Join Physics Forums Today!
The friendliest, high quality science and math community on the planet! Everyone who loves science is here!

Coil design and winding area?

  1. Apr 22, 2013 #1
    I have been reading about coil design and I have a question.

    Is there any specific reason a coil design should utilize the entire winding area?

    I keep reading about this in different literature but none of the literate i have read explains why.
     
  2. jcsd
  3. Apr 22, 2013 #2

    berkeman

    User Avatar

    Staff: Mentor

    Can you provide a link or two where this is discussed? What kind of magnetics are you talking about here -- inductors or transformers?

    There are winding techniques for transformers that help to minimize the leakage inductance Lk, and other techniques to minimize the parasitic winding-to-winding capacitance Cww. Those techniques may be related to what you are referring to...
     
  4. Apr 22, 2013 #3
    Yeah, I'm talking about wideband transformers.

    I was thinking it had to do with leakage inductance but I'm not sure.
     
  5. Apr 22, 2013 #4

    berkeman

    User Avatar

    Staff: Mentor

    Can you provide a link to the statement, or else type the exact statement here? A diagram would also help.
     
  6. Apr 22, 2013 #5
    Ok, I know I read it somewhere. I've got so many papers saved on my computer I can't seem to find it.

    Can anyone here tell me why one should fill all the avialable winding space in a coil?
    Are there negative effects to not utilizing all the space???
    I tend to think it's just suggested so that the coil design cost is minimized by not using too large a core?
     
  7. Apr 22, 2013 #6

    berkeman

    User Avatar

    Staff: Mentor

    Well I mosty wanted to see the context of the statement -- there are a number of tradeoffs in wideband transformer design.

    Certainly cost is a big deal, and maximizing the winding area useage can be a part of minimizing the cost. However, if you make the core cross-sectional area too small, and fill up the bobbin with windings, you risk running into core saturation issues.

    So you look at the different size cores available, and the permeability numbers, and the sizes of bobbins that are compatible with the core. The size of the wire you choose depends on the bobbin area and the currents that will flow in the windings. Once you have an initial estimate on the number of turns based on the core and bobbin, you do the calcs to see if you are close to saturating the core or not.

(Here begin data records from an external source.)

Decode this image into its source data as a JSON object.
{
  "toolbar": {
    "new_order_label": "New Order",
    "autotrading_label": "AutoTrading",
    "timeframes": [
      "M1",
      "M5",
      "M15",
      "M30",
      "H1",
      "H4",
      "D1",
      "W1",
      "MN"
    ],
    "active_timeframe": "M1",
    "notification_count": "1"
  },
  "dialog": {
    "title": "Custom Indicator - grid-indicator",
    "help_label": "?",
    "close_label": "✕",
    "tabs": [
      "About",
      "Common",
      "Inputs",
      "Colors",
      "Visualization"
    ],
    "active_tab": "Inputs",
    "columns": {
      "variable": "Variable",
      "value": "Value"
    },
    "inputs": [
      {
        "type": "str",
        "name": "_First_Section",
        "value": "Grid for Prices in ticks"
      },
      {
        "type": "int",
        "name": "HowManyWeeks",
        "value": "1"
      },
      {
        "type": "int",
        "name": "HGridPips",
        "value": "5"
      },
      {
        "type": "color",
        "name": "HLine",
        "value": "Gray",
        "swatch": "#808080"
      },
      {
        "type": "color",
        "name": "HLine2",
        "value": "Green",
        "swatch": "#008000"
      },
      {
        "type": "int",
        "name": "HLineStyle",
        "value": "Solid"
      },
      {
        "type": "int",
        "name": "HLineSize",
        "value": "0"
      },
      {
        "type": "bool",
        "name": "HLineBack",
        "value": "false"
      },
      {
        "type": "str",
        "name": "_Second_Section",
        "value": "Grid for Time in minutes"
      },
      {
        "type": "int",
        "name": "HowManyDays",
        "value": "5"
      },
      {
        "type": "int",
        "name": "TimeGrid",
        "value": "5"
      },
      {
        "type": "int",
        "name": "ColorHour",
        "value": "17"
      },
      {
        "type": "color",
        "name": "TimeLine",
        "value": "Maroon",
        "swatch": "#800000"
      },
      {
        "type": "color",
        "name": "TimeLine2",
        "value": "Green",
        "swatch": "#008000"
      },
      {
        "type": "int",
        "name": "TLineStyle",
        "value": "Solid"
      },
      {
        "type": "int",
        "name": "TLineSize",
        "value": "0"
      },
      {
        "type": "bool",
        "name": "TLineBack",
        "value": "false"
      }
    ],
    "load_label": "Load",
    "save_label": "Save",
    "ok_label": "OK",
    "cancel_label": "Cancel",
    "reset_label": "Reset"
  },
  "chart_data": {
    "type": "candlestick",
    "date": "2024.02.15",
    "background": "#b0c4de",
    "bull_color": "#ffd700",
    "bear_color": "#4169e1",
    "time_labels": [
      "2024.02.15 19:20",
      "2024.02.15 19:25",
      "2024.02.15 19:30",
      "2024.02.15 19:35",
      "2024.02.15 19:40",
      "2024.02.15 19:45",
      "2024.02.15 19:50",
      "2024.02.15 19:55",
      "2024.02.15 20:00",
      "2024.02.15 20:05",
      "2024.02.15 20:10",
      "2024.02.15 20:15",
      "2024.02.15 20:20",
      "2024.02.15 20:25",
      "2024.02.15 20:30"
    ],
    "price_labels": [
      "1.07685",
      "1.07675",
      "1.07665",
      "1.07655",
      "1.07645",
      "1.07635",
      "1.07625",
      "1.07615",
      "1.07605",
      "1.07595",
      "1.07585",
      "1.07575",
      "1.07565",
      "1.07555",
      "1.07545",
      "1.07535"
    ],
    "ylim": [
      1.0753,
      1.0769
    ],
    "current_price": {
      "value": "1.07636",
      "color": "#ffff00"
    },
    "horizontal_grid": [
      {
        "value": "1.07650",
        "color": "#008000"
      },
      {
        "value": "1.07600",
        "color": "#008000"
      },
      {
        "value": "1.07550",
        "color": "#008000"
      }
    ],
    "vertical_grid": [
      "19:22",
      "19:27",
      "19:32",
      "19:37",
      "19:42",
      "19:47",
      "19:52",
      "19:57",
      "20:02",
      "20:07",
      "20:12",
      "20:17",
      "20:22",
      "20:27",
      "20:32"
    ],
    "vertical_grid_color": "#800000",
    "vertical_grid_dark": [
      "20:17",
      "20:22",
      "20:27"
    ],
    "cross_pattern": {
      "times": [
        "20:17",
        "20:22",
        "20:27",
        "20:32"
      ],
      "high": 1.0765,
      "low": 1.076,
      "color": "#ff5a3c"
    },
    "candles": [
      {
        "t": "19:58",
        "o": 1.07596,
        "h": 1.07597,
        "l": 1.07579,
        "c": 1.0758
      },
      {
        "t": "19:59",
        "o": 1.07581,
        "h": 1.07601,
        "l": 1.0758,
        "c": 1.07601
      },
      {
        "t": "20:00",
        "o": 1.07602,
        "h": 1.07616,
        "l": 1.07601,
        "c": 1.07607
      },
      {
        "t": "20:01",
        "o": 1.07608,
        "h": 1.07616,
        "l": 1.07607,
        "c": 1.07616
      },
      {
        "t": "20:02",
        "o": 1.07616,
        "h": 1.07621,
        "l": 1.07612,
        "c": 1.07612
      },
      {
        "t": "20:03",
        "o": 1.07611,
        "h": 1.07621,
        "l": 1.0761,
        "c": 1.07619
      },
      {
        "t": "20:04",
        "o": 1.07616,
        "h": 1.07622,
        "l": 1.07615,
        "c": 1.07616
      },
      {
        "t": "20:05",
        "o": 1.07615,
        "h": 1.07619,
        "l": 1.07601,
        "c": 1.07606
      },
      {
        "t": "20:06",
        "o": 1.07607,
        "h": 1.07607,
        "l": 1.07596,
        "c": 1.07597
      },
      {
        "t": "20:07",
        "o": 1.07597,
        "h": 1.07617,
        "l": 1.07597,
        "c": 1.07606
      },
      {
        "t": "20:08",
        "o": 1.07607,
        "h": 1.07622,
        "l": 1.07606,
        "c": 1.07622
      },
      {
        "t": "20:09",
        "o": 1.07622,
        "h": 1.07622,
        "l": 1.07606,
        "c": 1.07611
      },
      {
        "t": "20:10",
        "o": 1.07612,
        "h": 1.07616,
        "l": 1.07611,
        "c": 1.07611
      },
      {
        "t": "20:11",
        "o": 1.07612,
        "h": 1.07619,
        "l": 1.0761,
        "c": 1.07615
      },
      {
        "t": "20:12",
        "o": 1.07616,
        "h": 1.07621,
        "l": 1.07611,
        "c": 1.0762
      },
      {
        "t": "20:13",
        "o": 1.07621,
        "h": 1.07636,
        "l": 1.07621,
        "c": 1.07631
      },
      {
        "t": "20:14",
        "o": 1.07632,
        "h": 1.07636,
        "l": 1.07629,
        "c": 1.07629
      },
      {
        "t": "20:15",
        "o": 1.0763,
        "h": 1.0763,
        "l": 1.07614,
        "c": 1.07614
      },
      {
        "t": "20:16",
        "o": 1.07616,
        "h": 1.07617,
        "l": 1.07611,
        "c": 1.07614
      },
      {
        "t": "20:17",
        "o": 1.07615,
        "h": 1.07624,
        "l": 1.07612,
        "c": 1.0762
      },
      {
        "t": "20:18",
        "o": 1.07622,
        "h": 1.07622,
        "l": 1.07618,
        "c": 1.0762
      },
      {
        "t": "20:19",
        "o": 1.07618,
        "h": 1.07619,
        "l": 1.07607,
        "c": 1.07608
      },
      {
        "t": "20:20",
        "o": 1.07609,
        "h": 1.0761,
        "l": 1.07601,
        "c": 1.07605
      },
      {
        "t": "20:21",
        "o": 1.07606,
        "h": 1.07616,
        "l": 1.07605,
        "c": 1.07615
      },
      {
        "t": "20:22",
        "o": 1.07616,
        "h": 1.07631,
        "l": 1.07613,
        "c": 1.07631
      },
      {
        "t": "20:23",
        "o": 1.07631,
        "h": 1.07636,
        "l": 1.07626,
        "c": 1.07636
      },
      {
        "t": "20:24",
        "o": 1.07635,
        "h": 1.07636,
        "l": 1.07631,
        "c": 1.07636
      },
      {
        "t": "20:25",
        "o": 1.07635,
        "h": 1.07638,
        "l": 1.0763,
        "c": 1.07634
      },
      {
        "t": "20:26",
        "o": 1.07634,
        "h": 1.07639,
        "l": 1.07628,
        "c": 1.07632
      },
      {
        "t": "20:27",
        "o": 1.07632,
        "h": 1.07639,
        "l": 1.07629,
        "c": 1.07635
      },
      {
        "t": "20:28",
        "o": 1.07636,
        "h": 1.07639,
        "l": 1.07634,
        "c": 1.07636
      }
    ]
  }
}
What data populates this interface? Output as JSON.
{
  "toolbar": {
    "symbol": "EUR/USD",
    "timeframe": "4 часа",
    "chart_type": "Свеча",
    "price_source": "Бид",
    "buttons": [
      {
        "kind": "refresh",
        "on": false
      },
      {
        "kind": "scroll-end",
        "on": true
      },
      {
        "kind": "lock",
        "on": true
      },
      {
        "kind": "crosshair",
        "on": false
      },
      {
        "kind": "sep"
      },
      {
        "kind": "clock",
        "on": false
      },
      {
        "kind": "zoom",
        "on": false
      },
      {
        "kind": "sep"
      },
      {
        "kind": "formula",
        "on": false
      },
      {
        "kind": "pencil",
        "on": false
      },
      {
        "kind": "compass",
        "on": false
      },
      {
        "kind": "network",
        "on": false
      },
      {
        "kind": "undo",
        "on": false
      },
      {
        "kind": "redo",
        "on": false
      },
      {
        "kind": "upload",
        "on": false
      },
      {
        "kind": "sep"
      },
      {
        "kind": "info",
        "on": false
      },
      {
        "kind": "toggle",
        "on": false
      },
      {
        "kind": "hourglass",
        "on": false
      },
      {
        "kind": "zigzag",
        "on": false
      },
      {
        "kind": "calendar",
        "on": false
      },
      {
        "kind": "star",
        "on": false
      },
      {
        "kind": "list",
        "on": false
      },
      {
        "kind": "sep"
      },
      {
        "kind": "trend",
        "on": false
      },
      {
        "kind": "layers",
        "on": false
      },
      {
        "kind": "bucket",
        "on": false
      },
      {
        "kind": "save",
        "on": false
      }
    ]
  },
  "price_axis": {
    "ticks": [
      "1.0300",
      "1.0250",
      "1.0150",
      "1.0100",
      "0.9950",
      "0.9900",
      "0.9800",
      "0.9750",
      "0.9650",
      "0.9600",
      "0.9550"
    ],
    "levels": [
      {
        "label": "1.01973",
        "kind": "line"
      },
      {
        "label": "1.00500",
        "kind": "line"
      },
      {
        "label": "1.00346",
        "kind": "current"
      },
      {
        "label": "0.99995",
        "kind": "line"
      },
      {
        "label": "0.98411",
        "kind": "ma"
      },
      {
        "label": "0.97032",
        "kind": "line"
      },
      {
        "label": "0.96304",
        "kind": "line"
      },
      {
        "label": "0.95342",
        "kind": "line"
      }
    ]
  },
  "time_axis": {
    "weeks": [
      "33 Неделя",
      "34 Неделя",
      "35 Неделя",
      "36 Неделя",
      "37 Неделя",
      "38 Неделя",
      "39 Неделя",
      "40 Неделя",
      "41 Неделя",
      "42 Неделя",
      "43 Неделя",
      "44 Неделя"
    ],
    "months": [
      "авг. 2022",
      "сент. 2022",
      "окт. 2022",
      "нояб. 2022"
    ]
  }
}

    The winding configuration is usually aimed at attaining the required magnetizing inductance Lm while minimizing the leakage inductance Lk and keeping the Cww low. If you have any more specific questions about transformer design, we can address them here. :smile:
     
  8. Apr 22, 2013 #7

    vk6kro

    User Avatar
    Science Advisor

    For a given number of turns, you can use a larger diameter wire if you fill up the winding windows than if you don't fill it.

    So, this reduces the resistance of the winding and hence the losses.

    From a mechanical view, filling the window prevents the wire moving in the window. This reduces hum and possible damage to the winding.
     
Know someone interested in this topic? Share this thread via Reddit, Google+, Twitter, or Facebook




Similar Discussions: Coil design and winding area?
  1. Toroidal coil winding (Replies: 63)

  2. Coil design (Replies: 1)

  3. Wind turbine design (Replies: 3)

  4. Coil Design software? (Replies: 11)

Loading...